A Michigan doctor has been accused of performing female genital mutilation surgery on multiple girls, some as young as six years old.
Dr. Jumana Nagarwala, 44, was arrested Wednesday for allegedly performing the procedure on multiple young girls over the past 12 years. Nagarwala, an emergency room clinic physician at the Henry Ford Hospital in Detroit, allegedly carried out the surgeries at a clinic in a nearby suburb, prosecutors said. Nagarwala’s attorney did not immediately respond to request for comment.
“The alleged criminal activity did not occur at any Henry Ford facility. We would never support or condone anything related to this practice,” hospital spokesperson David Olejarz told The Daily Beast in a statement. Olejarz confirmed that Nagarwala has been placed on administrative leave.
The FBI and Department of Homeland Security’s investigations unit received a tip that Nagarwala was performing the surgeries at a clinic in Livonia, about a 20-minute drive from the hospital where she works. Nagarwala’s case is believed to be the first under the 1996 federal law that criminalizes FGM.
FGM, also known as female circumcision, is a practice that intentionally alters or removes the external female genitalia for non-medical reasons. The practice “reflects deep-rooted inequality between the sexes,” according to the World Health Organization, and is a “violation of the rights of girls and women.” Despite prevention efforts, the practice endures in some parts of Africa, Asia, and the Middle East, especially in rural communities.
Last year, the Centers for Disease Control and Prevention estimated that, as of 2012, more than 500,000 women and girls in the United States have already undergone the procedure or are at risk of being subjected to it in the future. That number is more than triple the agency’s 1990 estimate.
According to the criminal complaint, at least two seven-year-old girls were allegedly brought to Nagarwala’s clinic from out of state to undergo to the procedure. One of the alleged victims told investigators that she and another girl were brought to Detroit for a “special” girls’ trip and that they had to go to the doctors because their “tummies hurt.”

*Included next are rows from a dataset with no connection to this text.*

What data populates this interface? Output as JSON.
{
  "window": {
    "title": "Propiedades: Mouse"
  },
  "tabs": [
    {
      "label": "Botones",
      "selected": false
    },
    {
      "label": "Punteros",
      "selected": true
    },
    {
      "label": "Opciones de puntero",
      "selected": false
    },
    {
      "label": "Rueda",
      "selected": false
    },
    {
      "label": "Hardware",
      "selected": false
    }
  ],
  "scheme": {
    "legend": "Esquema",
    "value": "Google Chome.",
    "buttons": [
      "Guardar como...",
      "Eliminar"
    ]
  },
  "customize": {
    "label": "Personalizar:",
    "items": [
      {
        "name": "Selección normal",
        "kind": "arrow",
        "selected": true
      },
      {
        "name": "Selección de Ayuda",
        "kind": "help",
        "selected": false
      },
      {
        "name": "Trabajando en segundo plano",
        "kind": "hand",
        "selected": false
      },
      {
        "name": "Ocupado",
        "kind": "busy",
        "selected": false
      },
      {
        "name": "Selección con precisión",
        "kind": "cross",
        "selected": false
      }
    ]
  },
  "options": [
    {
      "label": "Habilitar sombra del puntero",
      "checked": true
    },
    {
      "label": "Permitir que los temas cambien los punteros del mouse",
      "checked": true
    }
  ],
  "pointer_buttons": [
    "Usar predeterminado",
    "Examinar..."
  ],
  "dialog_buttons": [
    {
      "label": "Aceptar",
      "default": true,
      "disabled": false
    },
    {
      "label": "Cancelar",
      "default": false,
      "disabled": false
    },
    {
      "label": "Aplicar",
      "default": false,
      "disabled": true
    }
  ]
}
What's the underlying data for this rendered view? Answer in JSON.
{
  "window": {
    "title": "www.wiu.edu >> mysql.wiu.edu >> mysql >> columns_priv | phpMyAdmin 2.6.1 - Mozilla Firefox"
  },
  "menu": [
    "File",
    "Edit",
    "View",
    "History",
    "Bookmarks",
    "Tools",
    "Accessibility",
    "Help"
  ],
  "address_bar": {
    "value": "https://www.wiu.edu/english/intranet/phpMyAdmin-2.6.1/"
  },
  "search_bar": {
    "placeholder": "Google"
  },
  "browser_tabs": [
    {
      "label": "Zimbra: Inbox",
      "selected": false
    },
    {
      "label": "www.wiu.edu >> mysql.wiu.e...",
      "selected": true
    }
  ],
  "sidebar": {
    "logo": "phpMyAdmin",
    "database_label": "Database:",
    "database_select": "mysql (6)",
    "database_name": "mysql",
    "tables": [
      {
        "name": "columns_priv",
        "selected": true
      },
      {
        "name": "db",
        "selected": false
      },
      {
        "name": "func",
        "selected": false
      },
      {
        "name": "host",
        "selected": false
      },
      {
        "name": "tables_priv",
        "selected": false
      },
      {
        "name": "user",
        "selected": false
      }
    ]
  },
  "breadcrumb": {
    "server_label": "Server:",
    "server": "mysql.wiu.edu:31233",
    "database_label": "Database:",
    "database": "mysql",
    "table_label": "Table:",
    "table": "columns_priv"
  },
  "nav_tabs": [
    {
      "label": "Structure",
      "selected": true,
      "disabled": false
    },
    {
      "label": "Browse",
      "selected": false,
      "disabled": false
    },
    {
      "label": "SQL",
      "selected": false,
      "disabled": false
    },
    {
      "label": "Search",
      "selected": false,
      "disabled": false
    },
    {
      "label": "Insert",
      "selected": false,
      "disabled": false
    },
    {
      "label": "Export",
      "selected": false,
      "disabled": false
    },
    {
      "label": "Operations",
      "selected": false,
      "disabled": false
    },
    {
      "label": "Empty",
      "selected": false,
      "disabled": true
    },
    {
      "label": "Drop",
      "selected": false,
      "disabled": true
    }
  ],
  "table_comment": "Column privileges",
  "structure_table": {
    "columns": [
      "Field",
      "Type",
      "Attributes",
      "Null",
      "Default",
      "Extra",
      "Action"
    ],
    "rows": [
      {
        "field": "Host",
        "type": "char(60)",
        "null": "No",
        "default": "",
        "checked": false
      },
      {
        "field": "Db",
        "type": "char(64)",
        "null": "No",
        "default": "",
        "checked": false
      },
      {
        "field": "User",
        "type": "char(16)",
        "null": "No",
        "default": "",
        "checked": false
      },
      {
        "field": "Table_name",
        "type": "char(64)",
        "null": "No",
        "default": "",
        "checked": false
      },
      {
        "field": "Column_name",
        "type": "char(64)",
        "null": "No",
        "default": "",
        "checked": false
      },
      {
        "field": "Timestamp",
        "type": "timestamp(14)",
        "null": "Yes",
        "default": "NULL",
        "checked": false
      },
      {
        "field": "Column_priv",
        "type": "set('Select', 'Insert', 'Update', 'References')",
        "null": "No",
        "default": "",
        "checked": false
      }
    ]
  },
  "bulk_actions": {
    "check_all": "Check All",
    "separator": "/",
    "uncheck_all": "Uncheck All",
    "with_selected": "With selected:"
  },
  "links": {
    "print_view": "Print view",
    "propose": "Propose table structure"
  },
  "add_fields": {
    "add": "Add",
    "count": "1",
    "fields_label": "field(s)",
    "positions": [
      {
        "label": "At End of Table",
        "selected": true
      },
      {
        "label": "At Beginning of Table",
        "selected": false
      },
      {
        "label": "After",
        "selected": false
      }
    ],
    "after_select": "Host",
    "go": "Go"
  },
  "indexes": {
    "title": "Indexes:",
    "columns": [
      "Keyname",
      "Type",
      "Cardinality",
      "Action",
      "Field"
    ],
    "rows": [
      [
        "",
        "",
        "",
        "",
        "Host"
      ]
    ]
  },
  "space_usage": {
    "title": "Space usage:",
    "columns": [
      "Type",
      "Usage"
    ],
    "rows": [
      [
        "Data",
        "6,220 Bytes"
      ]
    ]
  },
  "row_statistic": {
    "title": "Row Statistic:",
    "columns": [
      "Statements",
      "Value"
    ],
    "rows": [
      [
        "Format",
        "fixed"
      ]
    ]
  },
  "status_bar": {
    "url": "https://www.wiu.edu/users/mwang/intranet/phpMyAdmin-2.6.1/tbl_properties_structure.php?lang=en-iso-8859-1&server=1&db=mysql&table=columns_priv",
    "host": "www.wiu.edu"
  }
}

The first girl told investigators that she took off her pants and underwear and laid on an examining table, where she was “pinched” by Nagarwala on the “place [where] she goes pee.”
The second girl described a similar situation, telling investigators that she went to a doctor’s office in Detroit, took off her pants and underwear, and was placed on an operating table where she “got a shot” on her upper right thigh. After the procedure, she said, she felt pain down to her ankle and could barely walk, but Nagarwala allegedly told her she was fine.
Both girls’ parents told them they couldn’t tell anyone about the procedure. Both identified an unmarked photo of Nagarwala and said she was the doctor who they met in Detroit.
Doctors in Minnesota examined both of the girls and determined that their genitals were “not normal in appearance.” Both girls had indications of tears, scar tissue, or lacerations.
According to the criminal complaint, the same girl who reported difficulty walking after the procedure told investigators she left one of her winter gloves in Nagarwala’s office. On April 10, FBI agents found a child’s glove in the clinic with the victim’s name written on it. The girl’s parents later confirmed to investigators that they took their daughter to Nagarwala’s clinic for a “‘cleansing’ of extra skin.”
Nagarwala initially denied performing the procedures on those two girls or any other children and told investigators she is aware FGM is illegal in the U.S., according to the criminal complaint. She is being charged with female genital mutilation, transportation with intent to engage in criminal sexual activity, and making a false statement to a federal officer. The FGM charge carries a maximum of five years in prison.
“According to the complaint, despite her oath to care for her patients, Dr. Nagarwala is alleged to have performed horrifying acts of brutality on the most vulnerable victims,” Acting Assistant Attorney General Kenneth Blanco said in a statement.